Another puzzling piece from the nearly always puzzling Stanley Fish. He takes the usual line that “everyone advocates a point of view,” so everyone is a partisan, but then fails to understand the difference between principle and strategy. He writes:
>But the report gets off to a bad start when its authors allow the charge by conservative critics that left-wing instructors indoctrinate rather than teach to dictate their strategy. By taking it as their task to respond to what they consider a partisan attack, they set themselves up to perform as partisans in return, and that is exactly what they end up doing.
He then goes on to criticize the strategy of the American Association of University Professors. They set themselves up as “partisans” in the minds of those who can’t read very well. A few paragraphs later, Fish writes:
>My point is made for me by the subcommittee when it proposes a hypothetical as a counterexample to the stricture laid down by the Students for Academic Freedom: “Might not a teacher of nineteenth-century American literature, taking up ‘Moby Dick,’ a subject having nothing to do with the presidency, ask the class to consider whether any parallel between President George W. Bush and Captain Ahab could be pursued for insight into Melville’s novel?”
>But with what motive would the teacher initiate such a discussion? If you look at commentaries on “Moby Dick,” you will find Ahab characterized as inflexible, monomaniacal, demonic, rigid, obsessed and dictatorial. What you don’t find are words like generous, kind, caring, cosmopolitan, tolerant, far-seeing and wise. Thus the invitation to consider parallels between Ahab and Bush is really an invitation to introduce into the classroom (and by the back door) the negative views of George Bush held by many academics.

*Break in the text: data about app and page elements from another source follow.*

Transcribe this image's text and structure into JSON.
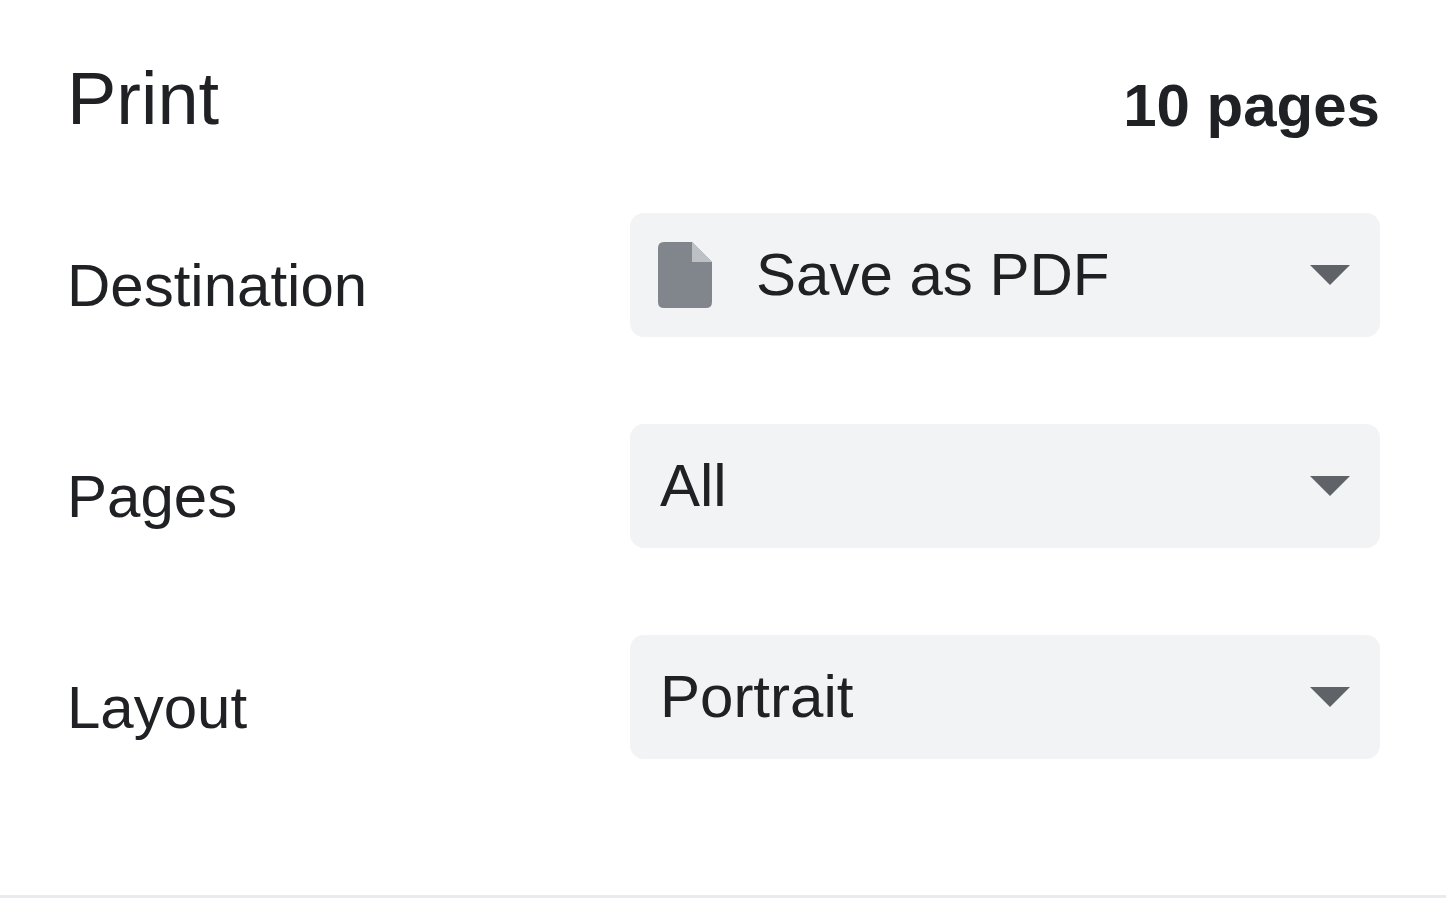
{
  "header": {
    "title": "Print",
    "page_count": "10 pages"
  },
  "settings": [
    {
      "label": "Destination",
      "kind": "file",
      "value": "Save as PDF"
    },
    {
      "label": "Pages",
      "kind": "plain",
      "value": "All"
    },
    {
      "label": "Layout",
      "kind": "plain",
      "value": "Portrait"
    }
  ]
}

>If the intention were, as claimed, to produce insight into Melville’s character, there are plenty of candidates in literature for possible parallels – Milton’s Satan, Marlowe’s Faust, Byron’s Cain, Bram Stoker’s Dracula, Shakespeare’s Iago, Jack London’s Wolf Larsen, to name a few. Nor would it have been any better if an instructor had invited students to find parallels between George Bush and Aeneas, or Henry the Fifth, or Atticus Finch, for then the effect would have been to politicize teaching from the other (pro-Bush) direction.
>By offering this example, the report’s authors validate the very accusation they are trying to fend off, the accusation that the academy’s leftward tilt spills over into the classroom. No longer writing for the American Association of University Professors, the subcommittee is instead writing for the American Association of University Professors Who Hate George Bush (admittedly a large group). Why do its members not see that? Because once again they reason from an abstract theoretical formulation to a conclusion about what instructors can properly do.
Bush is the President. The president is kind of a like a captain of a ship, insofar as he is a leader of people. Leaders of people can lead well or badly. Is Bush like the one who leads badly, or not.
The more obviously silly point of Fish’s argument is that he seems to think literature can only refer to other literature. So, if it’s parallels you’re looking for, don’t look at real people. Literature has nothing to say about that. Besides, easily offended Bush lovers might be offended.